Ross points out in her book that many of Costa Rica’s national dishes — gallo pinto, casados, olla de carne — all have their roots in the first encounter. Spanish conquistadors brought sugar, cattle, pigs, sheep, goats, rice, and wheat with them, along with their cooking styles, including ovens.
The region’s indigenous inhabitants already enjoyed corn, beans, sweet and hot peppers, squash, tomatoes, potatoes, yucca, and cacao, among the wide array of fruits and other vegetables.
Any budget-conscious backpacker passing through Costa Rica has likely had a casado, a mix of rice, black beans, salad, beef (often served stewed in a sauce), sweet plantains, and sometimes a side of pasta.
The carbo-loaded plate is a satisfying way to explore the marriage of ingredients that came out of the encounter between Europe and the Americas: beef and rice from Spain, and indigenous ingredients like beans and plantains from Central America.
But gallo pinto, a mix of white rice, black beans, onions, sweet peppers and garlic, best embodies the mix of influences in Costa Rican cooking.
Ross argues in her book that the dish brings together the three legs of the Tico table: Spanish, indigenous and African. The food writer says that while rice and beans came from European/Asian and American sources, it was African slaves brought to Central America who combined the two staples together into the iconic dish it is today.
Ross likens the combination to the Southern classic Hoppin’ John, a rice and black-eyed pea dish cooked with spices, onions, and pork (smoked ham hocks if my dad’s making it).
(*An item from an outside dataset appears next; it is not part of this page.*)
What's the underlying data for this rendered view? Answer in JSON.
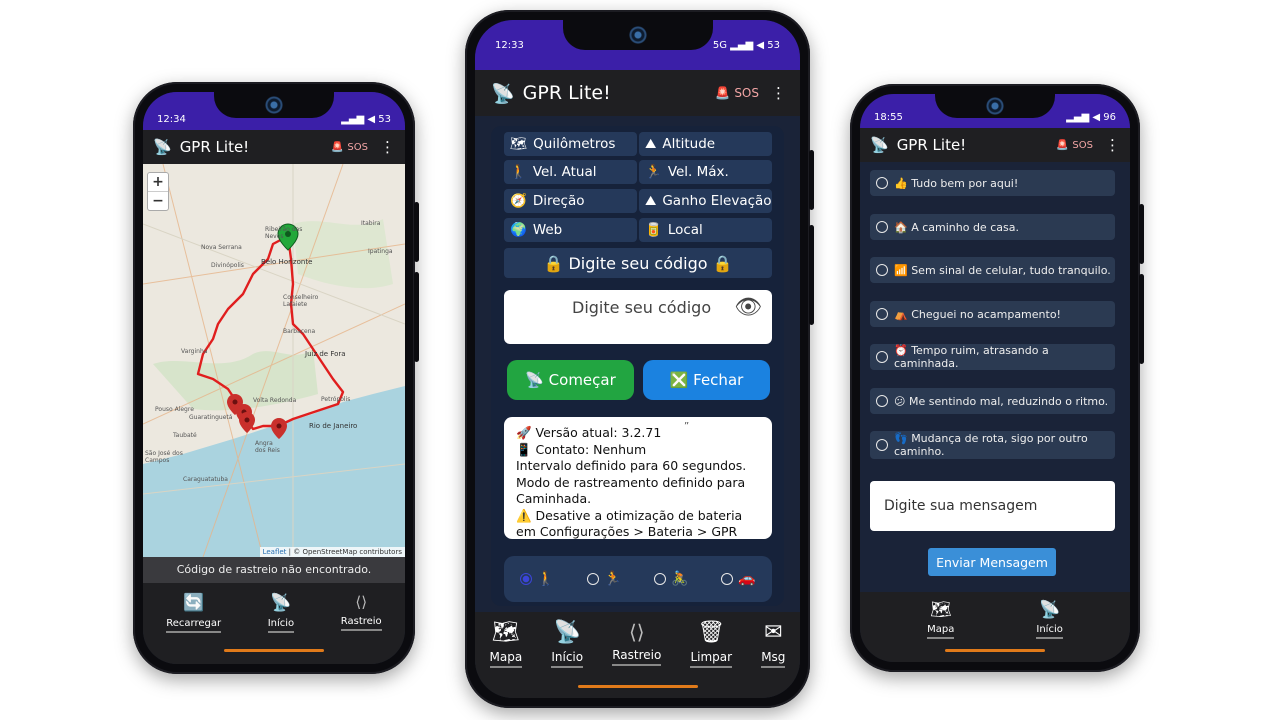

Colorful ears of corn are common decorations come November in the United States, but maize doesn’t reverberate there the same way it does with holidays here in Central America. Corn-flour tortillas have never gone out of style here and corn tamales are just as much a part of the Christmas table here as turkey is for Thanksgiving.
With the addition of milk and other dairy products to the Central American diet after European migrants brought cows to Costa Rica in the 16th century, staples like corn got a makeover, often as sweets.
Costa Rican classics like churreadas, fried sweet corn pancakes served with sour cream, bizcochos, a simple cornmeal cake, and budín de elote, a syrupy moist dessert sometimes prepared with whole corn kernels baked inside, were all made possible thanks to sour cream.
I like to think that the same kind of creativity that cooks in the isthmus channeled to make sense of new foods and create new flavors also manifested itself in Mercedes last year.
Unburdened by Norman Rockwell notions of what a Thanksgiving Turkey is, serving a half turkey roasted flat without trying to stuff it or worry about last-minute gravy, she was able to approach the bird with a clean slate and just cook a damn good turkey.
Maybe I’ll try my hand at it next year.
But who am I kidding, I’ve got potatoes to mash.